ASSIGNMENT: Your answer should be every line with the word "date", copied from the data below.

Saved entries:
=-=-=-=-=
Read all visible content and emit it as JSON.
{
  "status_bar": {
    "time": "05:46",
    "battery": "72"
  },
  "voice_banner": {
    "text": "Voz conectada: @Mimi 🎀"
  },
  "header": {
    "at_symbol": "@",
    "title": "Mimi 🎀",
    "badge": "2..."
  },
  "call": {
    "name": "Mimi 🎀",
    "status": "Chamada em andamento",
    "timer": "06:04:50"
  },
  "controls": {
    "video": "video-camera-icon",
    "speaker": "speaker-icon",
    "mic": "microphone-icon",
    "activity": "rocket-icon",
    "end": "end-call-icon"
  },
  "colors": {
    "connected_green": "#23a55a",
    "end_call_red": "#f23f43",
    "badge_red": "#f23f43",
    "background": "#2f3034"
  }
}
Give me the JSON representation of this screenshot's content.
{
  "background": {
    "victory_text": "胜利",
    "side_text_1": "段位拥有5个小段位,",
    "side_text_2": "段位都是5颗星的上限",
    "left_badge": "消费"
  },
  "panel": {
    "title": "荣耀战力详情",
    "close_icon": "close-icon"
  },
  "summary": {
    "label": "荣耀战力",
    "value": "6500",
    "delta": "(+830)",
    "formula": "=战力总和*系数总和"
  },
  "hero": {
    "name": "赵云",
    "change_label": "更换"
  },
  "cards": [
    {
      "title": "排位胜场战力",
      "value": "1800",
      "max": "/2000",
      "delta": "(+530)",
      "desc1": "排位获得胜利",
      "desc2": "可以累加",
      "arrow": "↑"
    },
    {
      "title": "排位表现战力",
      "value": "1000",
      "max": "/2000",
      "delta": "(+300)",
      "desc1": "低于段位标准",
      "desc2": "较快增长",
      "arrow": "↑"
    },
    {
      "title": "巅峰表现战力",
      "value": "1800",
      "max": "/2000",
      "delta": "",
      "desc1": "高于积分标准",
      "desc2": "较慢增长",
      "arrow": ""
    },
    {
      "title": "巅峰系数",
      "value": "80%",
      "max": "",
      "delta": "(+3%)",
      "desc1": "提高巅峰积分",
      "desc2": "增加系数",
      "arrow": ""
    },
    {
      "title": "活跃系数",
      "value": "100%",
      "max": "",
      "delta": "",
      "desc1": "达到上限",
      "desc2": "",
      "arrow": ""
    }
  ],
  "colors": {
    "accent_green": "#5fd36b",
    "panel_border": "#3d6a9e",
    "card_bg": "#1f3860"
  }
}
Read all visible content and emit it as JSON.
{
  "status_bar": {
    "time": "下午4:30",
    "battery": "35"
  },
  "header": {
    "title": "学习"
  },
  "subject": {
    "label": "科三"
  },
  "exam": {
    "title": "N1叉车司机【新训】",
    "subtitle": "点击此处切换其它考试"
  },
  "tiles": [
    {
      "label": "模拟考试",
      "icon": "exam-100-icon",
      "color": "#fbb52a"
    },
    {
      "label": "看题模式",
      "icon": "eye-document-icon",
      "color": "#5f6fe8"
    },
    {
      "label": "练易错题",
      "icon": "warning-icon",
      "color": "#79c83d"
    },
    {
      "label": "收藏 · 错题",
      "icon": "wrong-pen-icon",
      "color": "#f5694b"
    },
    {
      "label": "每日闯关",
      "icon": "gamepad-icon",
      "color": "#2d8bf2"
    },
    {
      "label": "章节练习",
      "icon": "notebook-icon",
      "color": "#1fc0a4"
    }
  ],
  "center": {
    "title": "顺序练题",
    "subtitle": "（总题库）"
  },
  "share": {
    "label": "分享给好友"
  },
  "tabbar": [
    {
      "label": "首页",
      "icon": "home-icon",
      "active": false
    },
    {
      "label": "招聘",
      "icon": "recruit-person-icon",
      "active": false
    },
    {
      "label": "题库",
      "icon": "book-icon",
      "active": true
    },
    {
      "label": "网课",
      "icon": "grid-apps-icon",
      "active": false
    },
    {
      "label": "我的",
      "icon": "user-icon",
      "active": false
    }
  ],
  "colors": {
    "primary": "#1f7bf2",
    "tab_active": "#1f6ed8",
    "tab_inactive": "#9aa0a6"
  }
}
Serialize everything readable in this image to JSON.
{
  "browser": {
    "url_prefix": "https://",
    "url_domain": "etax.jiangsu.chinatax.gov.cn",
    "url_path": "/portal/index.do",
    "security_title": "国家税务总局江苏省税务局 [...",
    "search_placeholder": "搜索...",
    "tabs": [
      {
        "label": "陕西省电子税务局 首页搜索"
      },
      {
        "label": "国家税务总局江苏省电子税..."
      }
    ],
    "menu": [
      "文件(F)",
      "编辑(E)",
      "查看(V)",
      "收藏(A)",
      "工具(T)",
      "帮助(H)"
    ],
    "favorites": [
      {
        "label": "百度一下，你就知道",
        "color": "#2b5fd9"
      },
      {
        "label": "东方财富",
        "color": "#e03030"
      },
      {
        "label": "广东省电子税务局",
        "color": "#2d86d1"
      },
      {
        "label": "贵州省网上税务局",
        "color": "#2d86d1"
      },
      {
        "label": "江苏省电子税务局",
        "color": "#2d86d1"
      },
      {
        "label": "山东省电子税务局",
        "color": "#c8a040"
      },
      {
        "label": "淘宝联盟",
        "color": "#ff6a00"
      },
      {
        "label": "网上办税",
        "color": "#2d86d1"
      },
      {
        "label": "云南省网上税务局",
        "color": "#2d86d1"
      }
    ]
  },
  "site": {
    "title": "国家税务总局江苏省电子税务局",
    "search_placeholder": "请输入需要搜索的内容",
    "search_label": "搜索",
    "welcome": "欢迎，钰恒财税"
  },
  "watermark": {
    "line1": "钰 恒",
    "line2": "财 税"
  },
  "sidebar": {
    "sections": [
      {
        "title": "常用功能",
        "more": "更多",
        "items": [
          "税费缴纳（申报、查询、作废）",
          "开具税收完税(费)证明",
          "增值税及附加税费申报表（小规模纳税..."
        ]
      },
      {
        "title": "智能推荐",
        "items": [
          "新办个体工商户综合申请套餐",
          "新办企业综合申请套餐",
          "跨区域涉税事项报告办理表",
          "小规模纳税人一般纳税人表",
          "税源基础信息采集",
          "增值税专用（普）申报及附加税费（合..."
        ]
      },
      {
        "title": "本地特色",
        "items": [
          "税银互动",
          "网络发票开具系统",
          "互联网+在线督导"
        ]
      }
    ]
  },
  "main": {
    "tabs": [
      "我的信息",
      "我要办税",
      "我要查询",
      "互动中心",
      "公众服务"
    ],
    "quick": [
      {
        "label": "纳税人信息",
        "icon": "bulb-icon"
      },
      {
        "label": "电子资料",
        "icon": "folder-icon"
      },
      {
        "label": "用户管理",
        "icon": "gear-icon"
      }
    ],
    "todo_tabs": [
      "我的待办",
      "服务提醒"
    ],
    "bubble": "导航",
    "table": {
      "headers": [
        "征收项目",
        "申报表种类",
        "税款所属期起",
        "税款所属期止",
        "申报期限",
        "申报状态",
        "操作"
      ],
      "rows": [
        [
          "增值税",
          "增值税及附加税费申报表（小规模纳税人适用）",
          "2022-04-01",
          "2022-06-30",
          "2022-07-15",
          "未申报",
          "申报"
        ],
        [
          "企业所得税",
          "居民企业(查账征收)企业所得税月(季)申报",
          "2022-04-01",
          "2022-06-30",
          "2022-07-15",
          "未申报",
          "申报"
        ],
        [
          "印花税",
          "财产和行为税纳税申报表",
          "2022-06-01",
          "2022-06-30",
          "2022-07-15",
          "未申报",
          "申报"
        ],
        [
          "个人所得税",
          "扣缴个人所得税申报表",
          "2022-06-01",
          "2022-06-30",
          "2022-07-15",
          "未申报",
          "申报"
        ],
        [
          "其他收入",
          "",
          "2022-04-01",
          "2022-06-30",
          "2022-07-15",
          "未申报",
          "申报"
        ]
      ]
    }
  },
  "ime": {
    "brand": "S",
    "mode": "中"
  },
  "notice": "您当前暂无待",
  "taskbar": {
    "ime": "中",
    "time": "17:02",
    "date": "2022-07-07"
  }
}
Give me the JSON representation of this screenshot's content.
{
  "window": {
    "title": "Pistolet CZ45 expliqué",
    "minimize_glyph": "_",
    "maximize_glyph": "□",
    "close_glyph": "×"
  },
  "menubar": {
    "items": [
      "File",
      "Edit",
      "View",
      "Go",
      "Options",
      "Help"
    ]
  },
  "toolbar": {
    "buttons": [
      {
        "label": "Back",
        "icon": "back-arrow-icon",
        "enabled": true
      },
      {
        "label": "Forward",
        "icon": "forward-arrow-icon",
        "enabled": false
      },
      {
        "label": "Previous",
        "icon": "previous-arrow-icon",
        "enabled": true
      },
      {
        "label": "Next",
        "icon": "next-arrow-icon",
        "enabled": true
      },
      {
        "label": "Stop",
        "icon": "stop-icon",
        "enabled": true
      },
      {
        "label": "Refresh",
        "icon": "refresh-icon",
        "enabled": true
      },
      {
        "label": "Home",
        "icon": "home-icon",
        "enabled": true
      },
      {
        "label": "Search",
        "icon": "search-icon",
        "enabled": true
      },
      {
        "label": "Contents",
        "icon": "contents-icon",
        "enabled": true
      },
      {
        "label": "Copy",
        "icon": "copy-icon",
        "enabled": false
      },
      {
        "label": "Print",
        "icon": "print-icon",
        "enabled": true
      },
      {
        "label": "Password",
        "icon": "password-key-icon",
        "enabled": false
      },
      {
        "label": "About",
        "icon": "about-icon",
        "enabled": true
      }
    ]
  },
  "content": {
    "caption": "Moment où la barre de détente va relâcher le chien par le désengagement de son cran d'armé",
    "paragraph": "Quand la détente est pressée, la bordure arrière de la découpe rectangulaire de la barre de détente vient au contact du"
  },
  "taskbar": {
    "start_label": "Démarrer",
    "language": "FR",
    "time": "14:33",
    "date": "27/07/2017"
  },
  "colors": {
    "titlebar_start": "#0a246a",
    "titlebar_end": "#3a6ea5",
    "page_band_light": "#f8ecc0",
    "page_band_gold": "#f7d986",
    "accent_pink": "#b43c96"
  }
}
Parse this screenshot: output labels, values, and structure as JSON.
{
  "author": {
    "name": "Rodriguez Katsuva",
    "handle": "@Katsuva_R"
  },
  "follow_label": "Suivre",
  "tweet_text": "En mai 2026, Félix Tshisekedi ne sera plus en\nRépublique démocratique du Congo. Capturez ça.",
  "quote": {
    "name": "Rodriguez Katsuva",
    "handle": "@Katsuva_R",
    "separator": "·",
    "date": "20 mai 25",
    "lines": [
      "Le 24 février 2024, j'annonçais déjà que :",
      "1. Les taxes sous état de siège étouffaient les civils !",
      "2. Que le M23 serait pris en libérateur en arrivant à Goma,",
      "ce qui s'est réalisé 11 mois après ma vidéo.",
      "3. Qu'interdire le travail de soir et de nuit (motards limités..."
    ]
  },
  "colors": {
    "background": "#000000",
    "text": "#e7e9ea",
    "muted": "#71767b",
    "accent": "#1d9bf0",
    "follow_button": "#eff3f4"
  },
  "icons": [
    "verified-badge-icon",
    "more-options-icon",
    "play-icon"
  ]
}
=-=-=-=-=
TASK OUTPUT:
    "date": "2022-07-07"
    "date": "27/07/2017"
    "date": "20 mai 25",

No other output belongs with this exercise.